First get a bed sheet; green if you have it but don’t worry if you don’t. Now get ten to twelve shoes of various sizes and arrange them randomly on the floor. Shake out the bed sheet and let it fall, resting over the shoes. Kneel down and lower your head as close to the floor as possible, looking out over the lumpy bedsheet. See that? Welcome to Mongolia.
Marty and I had booked a one night tour of Gorkhi-Terelj national park the day before, then promptly went out that night. Something about having finally shaken off the grim reserve of China made restraint next to impossible. So, it was through the filter of squinting eyes and a hangover that I watched two Germans with bulging backpacks descend the stairs, load them into the boot nearly filling it up. "Shotgun!" one of them said.
Ulaanbaatar is the smallest capital of any country I’ve ever visited. Standing in the busiest street of the CBD you can see the naked hillsides nearby through gaps between the low-rises.
The centre is laidback and cosmopolitan but here, bouncing through its outskirts, stuffed in the car with Marty’s elbow displacing my liver, the dwellings began to look impermanent. The further out we travelled the more frequently gers appeared. A ger for those who don’t know is like a yurt -- think the big top, only with a wooden frame, scaled down to house a single family and you’ll be close.

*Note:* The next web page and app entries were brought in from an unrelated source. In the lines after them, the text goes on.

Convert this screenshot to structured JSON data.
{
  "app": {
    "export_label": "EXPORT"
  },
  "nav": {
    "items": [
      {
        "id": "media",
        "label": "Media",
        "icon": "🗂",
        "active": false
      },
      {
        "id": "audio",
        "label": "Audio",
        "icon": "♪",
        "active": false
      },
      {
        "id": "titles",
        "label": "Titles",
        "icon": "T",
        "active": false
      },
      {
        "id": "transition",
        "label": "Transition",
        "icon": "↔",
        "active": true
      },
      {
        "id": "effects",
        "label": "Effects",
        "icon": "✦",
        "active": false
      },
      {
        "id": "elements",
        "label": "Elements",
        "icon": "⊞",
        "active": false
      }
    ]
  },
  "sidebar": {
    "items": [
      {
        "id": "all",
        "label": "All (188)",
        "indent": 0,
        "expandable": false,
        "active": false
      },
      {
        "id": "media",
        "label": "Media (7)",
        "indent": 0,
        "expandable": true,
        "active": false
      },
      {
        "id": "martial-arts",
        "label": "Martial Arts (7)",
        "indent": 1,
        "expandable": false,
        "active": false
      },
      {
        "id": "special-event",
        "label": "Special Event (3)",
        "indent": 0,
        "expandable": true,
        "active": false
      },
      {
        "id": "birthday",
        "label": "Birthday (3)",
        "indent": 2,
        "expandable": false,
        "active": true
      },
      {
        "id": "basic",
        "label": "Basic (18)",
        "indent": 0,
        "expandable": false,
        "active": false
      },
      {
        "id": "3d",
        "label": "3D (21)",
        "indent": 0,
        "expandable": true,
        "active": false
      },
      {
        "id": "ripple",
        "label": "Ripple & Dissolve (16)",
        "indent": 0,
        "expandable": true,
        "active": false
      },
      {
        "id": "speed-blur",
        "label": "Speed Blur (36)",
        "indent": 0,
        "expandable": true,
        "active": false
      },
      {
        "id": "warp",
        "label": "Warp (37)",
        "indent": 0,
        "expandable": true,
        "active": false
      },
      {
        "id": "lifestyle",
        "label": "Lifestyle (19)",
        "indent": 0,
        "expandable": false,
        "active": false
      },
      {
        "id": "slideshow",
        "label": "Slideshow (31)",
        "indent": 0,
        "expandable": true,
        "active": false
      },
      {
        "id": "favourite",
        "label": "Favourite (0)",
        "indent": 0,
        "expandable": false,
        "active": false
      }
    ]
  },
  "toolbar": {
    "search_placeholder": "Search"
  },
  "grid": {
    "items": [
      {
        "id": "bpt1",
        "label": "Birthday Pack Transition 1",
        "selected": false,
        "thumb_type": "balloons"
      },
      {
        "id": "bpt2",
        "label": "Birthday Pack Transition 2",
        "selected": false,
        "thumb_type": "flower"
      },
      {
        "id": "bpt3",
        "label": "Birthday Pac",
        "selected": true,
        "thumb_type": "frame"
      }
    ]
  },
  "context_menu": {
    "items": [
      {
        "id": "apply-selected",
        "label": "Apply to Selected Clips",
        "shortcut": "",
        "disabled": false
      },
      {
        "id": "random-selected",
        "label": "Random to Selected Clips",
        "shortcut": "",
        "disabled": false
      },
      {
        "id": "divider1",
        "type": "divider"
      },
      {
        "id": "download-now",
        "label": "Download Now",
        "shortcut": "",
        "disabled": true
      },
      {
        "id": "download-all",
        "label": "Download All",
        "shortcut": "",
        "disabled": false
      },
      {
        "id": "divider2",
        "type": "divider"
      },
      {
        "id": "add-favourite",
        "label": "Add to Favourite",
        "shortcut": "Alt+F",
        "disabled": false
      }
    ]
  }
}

Ulaanbaatar was founded as a mobile Buddhist monastery in 1639 before its location became fixed over a hundred years later in 1778. It’s no wonder then that most of the city looks like it can literally head for the hills at a moment’s notice.
Sebastian and Helge, or "The Germans" turned out to be great fun, though they didn’t make things easy for themselves. They had arrived that morning on the train from Irkutsk and had told us they travelled from Moscow to Irkutsk (a journey of some four days) with only a bowl of noodles and a loaf of bread. "It was a like a prison" said the toothy Sebastian as part of an extended commentary about their travels so far. "All we had was the boiling water from the samovar for 4 days. I’m so dehydrated man." I could hear the sticky smacking of his mouth as he spoke. He was a scout leader but prepared he was not.
Eventually civilization relented and another hour later we came to a stop at the crest of a hill. Getting out and looking around invoked a feeling of tremendous expanse, like when you see a night sky full of stars. It was one of those moments where, just for a fraction of a second, your identity retreats and it’s impossible to differentiate between yourself and everything else. For that moment you are, by definition, universal.
Speaking to Gaats, Marty’s Mongolian mate, the night before, we’d been told about the proper etiquette with which to conduct ourselves when interacting with the family who we were to be staying with. "There is the head of the family. You give him a cigarette like this," he flipped open the lid and drew out a single cigarette.
"The wife might like some chocolates, the children too, and the husband would like a horse or a wrestling magazine."
"A horse magazine?"
"Yes, a horse magazine."
Further to this Sebastian had told us it was bad luck to touch the door frame and bad manners to walk inside with your shoes on. Combined, these two last things made getting inside this ger a hopping affair. Inside was cosy, the wooden frame vividly decorated with intricate geometric patterns. Beds were arranged along the walls and in the centre sat an iron stove, its pipe extending up through a small hole in the roof. Throughout the night, inside was very warm even without the stove on. A ger has since featured in this author’s retirement plan, perhaps up a tree and near the beach somewhere on the south-east coast of Australia.